Attorneys owe a duty to the opposing party and counsel as well. The ABA Model Rules state that a lawyer cannot obstruct, alter, destroy or conceal evidence from opposing counsel – or assist another person in doing so.
There are a number of practical ways an attorney can ethically prepare a witness.
One thing to be aware of is that any information given to a non-client witness will most likely be discoverable by the opposing party. Counsel may elect to show the witness documents during testimony preparation – to help the witness refresh a recollection, for example – but should do so knowing the document may become discoverable even if it is otherwise privileged.
The attorney may want to pose difficult questions to witnesses that they are likely to be confronted with during their testimony. If the case and testimony warrant such attention, a mock examination and cross-examination may help put the witness at ease.
But counsel should not tell the witness what must be stated in order for a successful resolution. This may put an undue influence on the witness to provide false, fraudulent or misleading testimony.
Counsel should also be careful to prepare witnesses separately. This practice will eliminate the risk of collusion or that the witnesses will inadvertently modify their testimony to bolster that of other witnesses. Most jurisdictions do not allow attorneys to communicate one witnesses’ testimony to another witness once the exclusion or sequestration rule is invoked by a party or the court.
Some jurisdictions allow for the reasonable payment of lay witnesses as well as expert witnesses. However, any payment to lay witnesses cannot be predicated on the content of the testimony. As a practical matter, paying a lay witness would most likely be a cause of concern for the jury as well as the judge.

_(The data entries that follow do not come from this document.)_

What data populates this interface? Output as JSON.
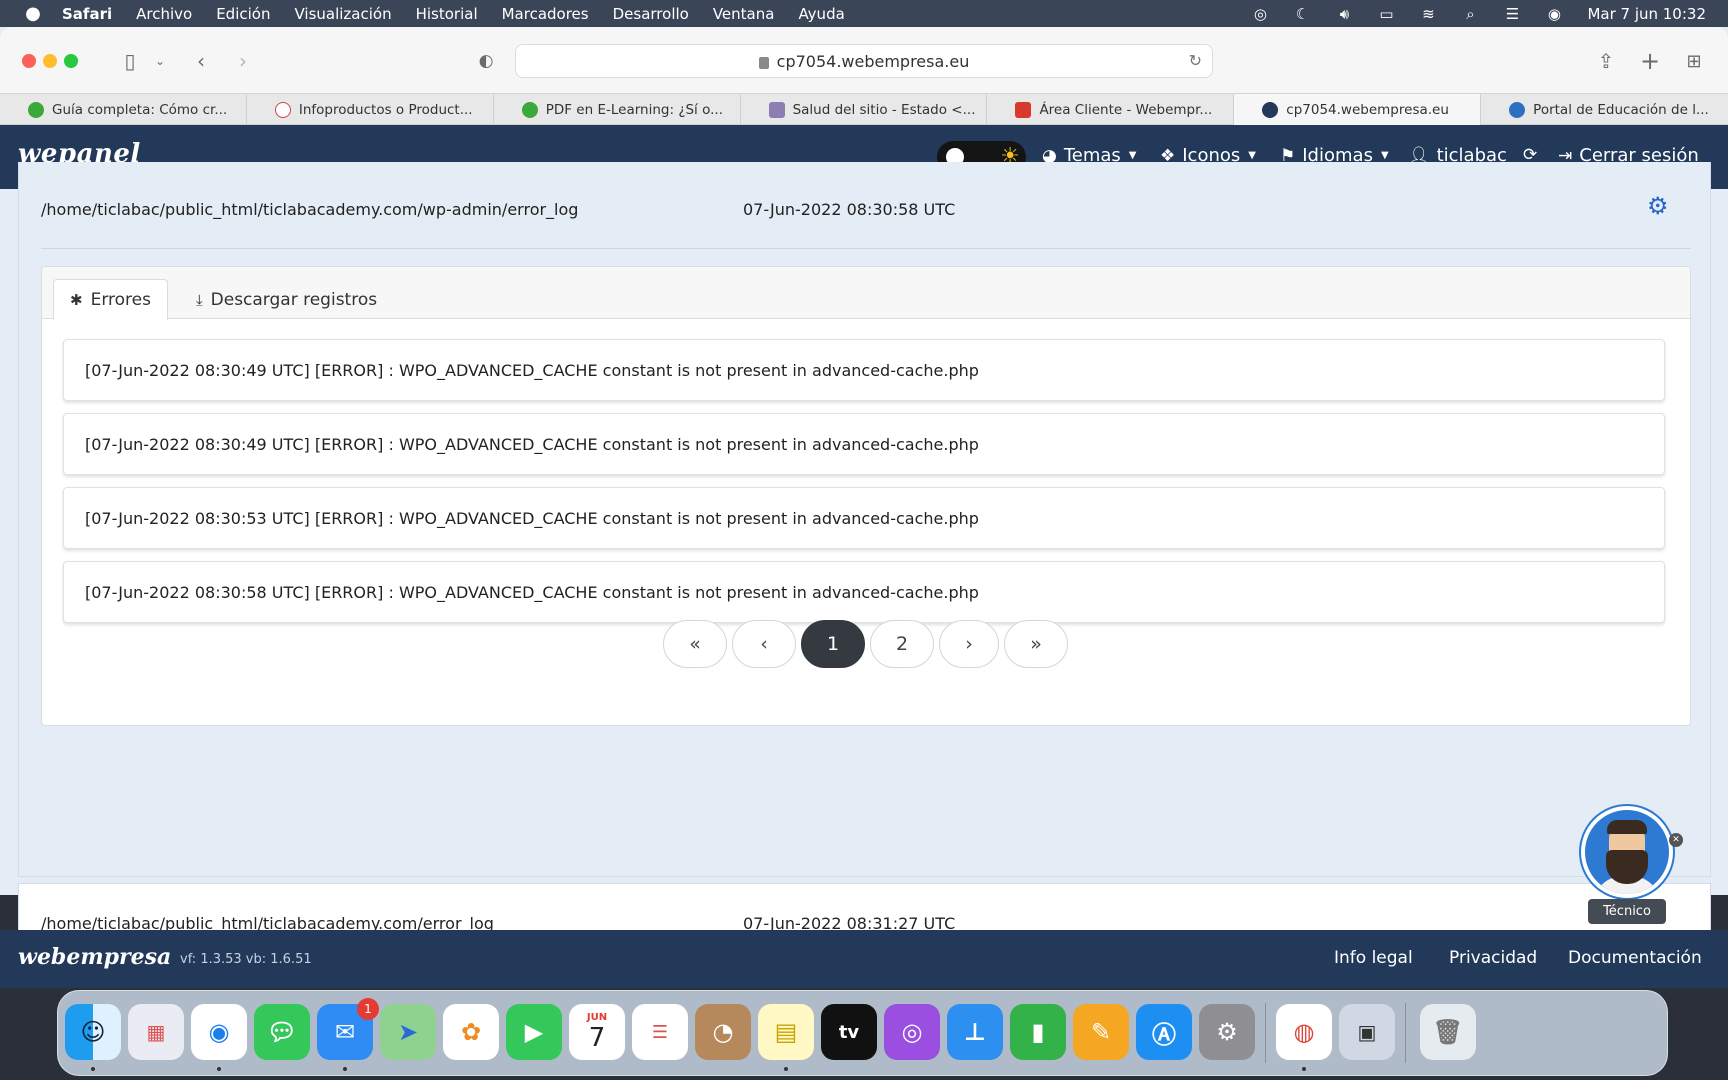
{
  "menubar": {
    "app": "Safari",
    "items": [
      "Archivo",
      "Edición",
      "Visualización",
      "Historial",
      "Marcadores",
      "Desarrollo",
      "Ventana",
      "Ayuda"
    ],
    "clock": "Mar 7 jun  10:32"
  },
  "browser": {
    "url": "cp7054.webempresa.eu",
    "tabs": [
      {
        "label": "Guía completa: Cómo cr...",
        "color": "#3aa83a"
      },
      {
        "label": "Infoproductos o Product...",
        "color": "#e8e8e8"
      },
      {
        "label": "PDF en E-Learning: ¿Sí o...",
        "color": "#3aa83a"
      },
      {
        "label": "Salud del sitio - Estado <...",
        "color": "#8a7fb0"
      },
      {
        "label": "Área Cliente - Webempr...",
        "color": "#d73a2d"
      },
      {
        "label": "cp7054.webempresa.eu",
        "color": "#22395a"
      },
      {
        "label": "Portal de Educación de l...",
        "color": "#2e6fc0"
      }
    ]
  },
  "header": {
    "logo": "wepanel",
    "nav": {
      "themes": "Temas",
      "icons": "Iconos",
      "languages": "Idiomas",
      "user": "ticlabac",
      "logout": "Cerrar sesión"
    }
  },
  "log_file": {
    "path": "/home/ticlabac/public_html/ticlabacademy.com/wp-admin/error_log",
    "date": "07-Jun-2022 08:30:58 UTC",
    "tabs": {
      "errors": "Errores",
      "download": "Descargar registros"
    },
    "entries": [
      "[07-Jun-2022 08:30:49 UTC] [ERROR] : WPO_ADVANCED_CACHE constant is not present in advanced-cache.php",
      "[07-Jun-2022 08:30:49 UTC] [ERROR] : WPO_ADVANCED_CACHE constant is not present in advanced-cache.php",
      "[07-Jun-2022 08:30:53 UTC] [ERROR] : WPO_ADVANCED_CACHE constant is not present in advanced-cache.php",
      "[07-Jun-2022 08:30:58 UTC] [ERROR] : WPO_ADVANCED_CACHE constant is not present in advanced-cache.php"
    ],
    "pagination": {
      "first": "«",
      "prev": "‹",
      "pages": [
        "1",
        "2"
      ],
      "active": "1",
      "next": "›",
      "last": "»"
    }
  },
  "log_file_2": {
    "path": "/home/ticlabac/public_html/ticlabacademy.com/error_log",
    "date": "07-Jun-2022 08:31:27 UTC"
  },
  "support": {
    "label": "Técnico"
  },
  "footer": {
    "logo": "webempresa",
    "version": "vf: 1.3.53 vb: 1.6.51",
    "links": {
      "legal": "Info legal",
      "privacy": "Privacidad",
      "docs": "Documentación"
    }
  },
  "dock": {
    "calendar_month": "JUN",
    "calendar_day": "7",
    "mail_badge": "1",
    "tv_label": "tv"
  },
  "colors": {
    "header_bg": "#22395a",
    "accent": "#2566c8",
    "active_page": "#343a40"
  }
}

Paul D. Friedman is a nationally recognized speaker and consultant regarding ethics issues. In addition to his law degree, Dr. Friedman has a master’s in bioethics and a doctorate in the comparative ethics of business, law and medicine.